## Provided data
----

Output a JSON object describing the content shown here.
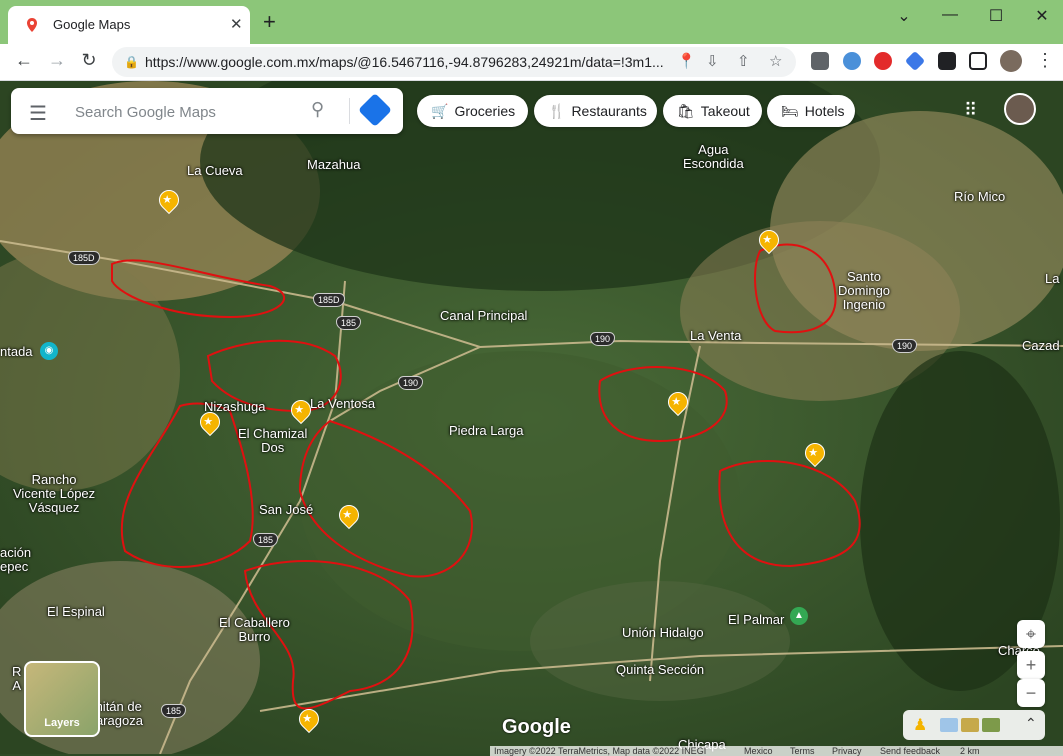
{
  "browser": {
    "tab_title": "Google Maps",
    "new_tab": "+",
    "url": "https://www.google.com.mx/maps/@16.5467116,-94.8796283,24921m/data=!3m1...",
    "window_controls": [
      "⌄",
      "—",
      "☐",
      "✕"
    ]
  },
  "search": {
    "placeholder": "Search Google Maps"
  },
  "chips": [
    {
      "label": "Groceries",
      "icon": "cart-icon",
      "glyph": "🛒"
    },
    {
      "label": "Restaurants",
      "icon": "fork-knife-icon",
      "glyph": "🍴"
    },
    {
      "label": "Takeout",
      "icon": "takeout-bag-icon",
      "glyph": "🛍"
    },
    {
      "label": "Hotels",
      "icon": "bed-icon",
      "glyph": "🛏"
    }
  ],
  "places": {
    "la_cueva": "La Cueva",
    "mazahua": "Mazahua",
    "agua_escondida": "Agua\nEscondida",
    "rio_mico": "Río Mico",
    "santo_domingo": "Santo\nDomingo\nIngenio",
    "canal_principal": "Canal Principal",
    "la_venta": "La Venta",
    "cazad": "Cazad",
    "la": "La",
    "ntada": "ntada",
    "nizashuga": "Nizashuga",
    "la_ventosa": "La Ventosa",
    "el_chamizal": "El Chamizal\nDos",
    "piedra_larga": "Piedra Larga",
    "rancho": "Rancho\nVicente López\nVásquez",
    "san_jose": "San José",
    "acion": "ación\nepec",
    "el_espinal": "El Espinal",
    "el_caballero": "El Caballero\nBurro",
    "union_hidalgo": "Unión Hidalgo",
    "el_palmar": "El Palmar",
    "quinta_seccion": "Quinta Sección",
    "charco": "Charco",
    "chitan": "chitán de\nZaragoza",
    "chicapa": "Chicapa",
    "r_a": "R\nA"
  },
  "shields": [
    "185D",
    "185D",
    "185",
    "190",
    "190",
    "190",
    "185",
    "185"
  ],
  "map_controls": {
    "layers_label": "Layers",
    "google_logo": "Google",
    "zoom_in": "+",
    "zoom_out": "−",
    "location": "⌖",
    "expand": "⌃"
  },
  "footer": {
    "imagery": "Imagery ©2022 TerraMetrics, Map data ©2022 INEGI",
    "country": "Mexico",
    "terms": "Terms",
    "privacy": "Privacy",
    "feedback": "Send feedback",
    "scale": "2 km"
  },
  "colors": {
    "title_bar": "#8cc679",
    "annotation_red": "#e01010",
    "pin": "#f5b400",
    "accent_blue": "#1a73e8"
  }
}
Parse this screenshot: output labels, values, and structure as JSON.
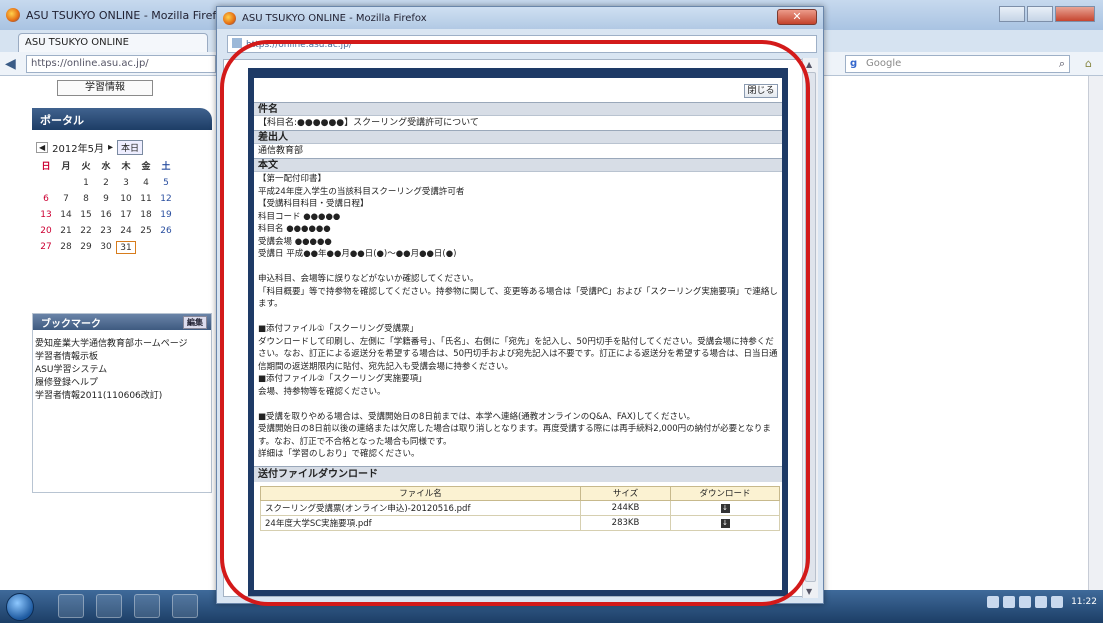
{
  "background_window": {
    "title": "ASU TSUKYO ONLINE - Mozilla Firefox",
    "tab_label": "ASU TSUKYO ONLINE",
    "url": "https://online.asu.ac.jp/",
    "search_placeholder": "Google",
    "study_info_button": "学習情報",
    "portal_title": "ポータル",
    "calendar": {
      "month_label": "2012年5月",
      "today_button": "本日",
      "weekdays": [
        "日",
        "月",
        "火",
        "水",
        "木",
        "金",
        "土"
      ],
      "days": [
        "",
        "",
        "1",
        "2",
        "3",
        "4",
        "5",
        "6",
        "7",
        "8",
        "9",
        "10",
        "11",
        "12",
        "13",
        "14",
        "15",
        "16",
        "17",
        "18",
        "19",
        "20",
        "21",
        "22",
        "23",
        "24",
        "25",
        "26",
        "27",
        "28",
        "29",
        "30",
        "31"
      ],
      "today": "31"
    },
    "bookmark_title": "ブックマーク",
    "bookmark_edit": "編集",
    "bookmarks": [
      "愛知産業大学通信教育部ホームページ",
      "学習者情報示板",
      "ASU学習システム",
      "履修登録ヘルプ",
      "学習者情報2011(110606改訂)"
    ]
  },
  "popup_window": {
    "title": "ASU TSUKYO ONLINE - Mozilla Firefox",
    "url": "https://online.asu.ac.jp/"
  },
  "mail": {
    "close_label": "閉じる",
    "subject_label": "件名",
    "subject_value": "【科目名:●●●●●●】スクーリング受講許可について",
    "sender_label": "差出人",
    "sender_value": "通信教育部",
    "body_label": "本文",
    "body_lines": [
      "【第一配付印書】",
      "平成24年度入学生の当該科目スクーリング受講許可者",
      "【受講科目科目・受講日程】",
      "科目コード ●●●●●",
      "科目名 ●●●●●●",
      "受講会場 ●●●●●",
      "受講日 平成●●年●●月●●日(●)〜●●月●●日(●)",
      "",
      "申込科目、会場等に誤りなどがないか確認してください。",
      "「科目概要」等で持参物を確認してください。持参物に関して、変更等ある場合は「受講PC」および「スクーリング実施要項」で連絡します。",
      "",
      "■添付ファイル①「スクーリング受講票」",
      "ダウンロードして印刷し、左側に「学籍番号」、「氏名」、右側に「宛先」を記入し、50円切手を貼付してください。受講会場に持参ください。なお、訂正による返送分を希望する場合は、50円切手および宛先記入は不要です。訂正による返送分を希望する場合は、日当日通信期間の返送期限内に貼付、宛先記入も受講会場に持参ください。",
      "■添付ファイル②「スクーリング実施要項」",
      "会場、持参物等を確認ください。",
      "",
      "■受講を取りやめる場合は、受講開始日の8日前までは、本学へ連絡(通教オンラインのQ&A、FAX)してください。",
      "受講開始日の8日前以後の連絡または欠席した場合は取り消しとなります。再度受講する際には再手続料2,000円の納付が必要となります。なお、訂正で不合格となった場合も同様です。",
      "詳細は「学習のしおり」で確認ください。"
    ],
    "download_label": "送付ファイルダウンロード",
    "table_headers": [
      "ファイル名",
      "サイズ",
      "ダウンロード"
    ],
    "files": [
      {
        "name": "スクーリング受講票(オンライン申込)-20120516.pdf",
        "size": "244KB"
      },
      {
        "name": "24年度大学SC実施要項.pdf",
        "size": "283KB"
      }
    ]
  },
  "taskbar": {
    "clock": "11:22"
  },
  "colors": {
    "annotation": "#d31a1a",
    "mail_frame": "#1e3a66"
  }
}
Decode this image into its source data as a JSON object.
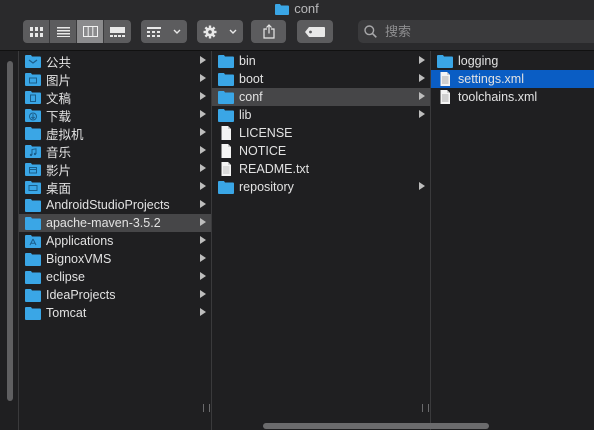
{
  "window": {
    "title": "conf"
  },
  "toolbar": {
    "view_buttons": [
      "icon-view",
      "list-view",
      "column-view",
      "gallery-view"
    ],
    "active_view": "column-view",
    "search_placeholder": "搜索"
  },
  "sidebar": {
    "items": [
      {
        "label": "公共",
        "icon": "public-folder-icon"
      },
      {
        "label": "图片",
        "icon": "pictures-folder-icon"
      },
      {
        "label": "文稿",
        "icon": "documents-folder-icon"
      },
      {
        "label": "下载",
        "icon": "downloads-folder-icon"
      },
      {
        "label": "虚拟机",
        "icon": "folder-icon"
      },
      {
        "label": "音乐",
        "icon": "music-folder-icon"
      },
      {
        "label": "影片",
        "icon": "movies-folder-icon"
      },
      {
        "label": "桌面",
        "icon": "desktop-folder-icon"
      },
      {
        "label": "AndroidStudioProjects",
        "icon": "folder-icon"
      },
      {
        "label": "apache-maven-3.5.2",
        "icon": "folder-icon",
        "selected": true
      },
      {
        "label": "Applications",
        "icon": "applications-folder-icon"
      },
      {
        "label": "BignoxVMS",
        "icon": "folder-icon"
      },
      {
        "label": "eclipse",
        "icon": "folder-icon"
      },
      {
        "label": "IdeaProjects",
        "icon": "folder-icon"
      },
      {
        "label": "Tomcat",
        "icon": "folder-icon"
      }
    ]
  },
  "column2": {
    "items": [
      {
        "label": "bin",
        "type": "folder"
      },
      {
        "label": "boot",
        "type": "folder"
      },
      {
        "label": "conf",
        "type": "folder",
        "selected": true
      },
      {
        "label": "lib",
        "type": "folder"
      },
      {
        "label": "LICENSE",
        "type": "file"
      },
      {
        "label": "NOTICE",
        "type": "file"
      },
      {
        "label": "README.txt",
        "type": "file"
      },
      {
        "label": "repository",
        "type": "folder"
      }
    ]
  },
  "column3": {
    "items": [
      {
        "label": "logging",
        "type": "folder"
      },
      {
        "label": "settings.xml",
        "type": "file",
        "selected": true
      },
      {
        "label": "toolchains.xml",
        "type": "file"
      }
    ]
  },
  "colors": {
    "folder_blue": "#3aa6e6",
    "selection_blue": "#0a5dc4",
    "selection_gray": "#464648"
  }
}
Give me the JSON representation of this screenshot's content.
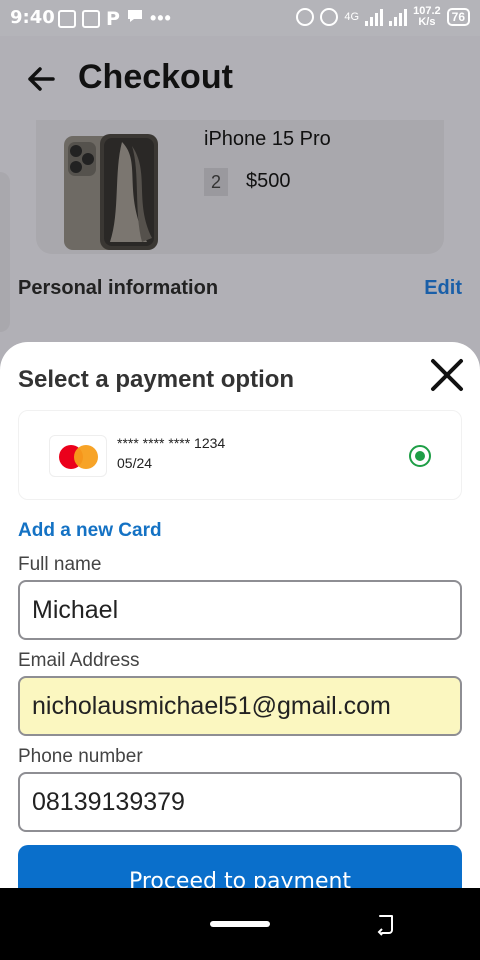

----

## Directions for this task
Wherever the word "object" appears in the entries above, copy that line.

## Response area
Output a JSON object describing the content shown here.
Decode this image into its source data as a JSON object.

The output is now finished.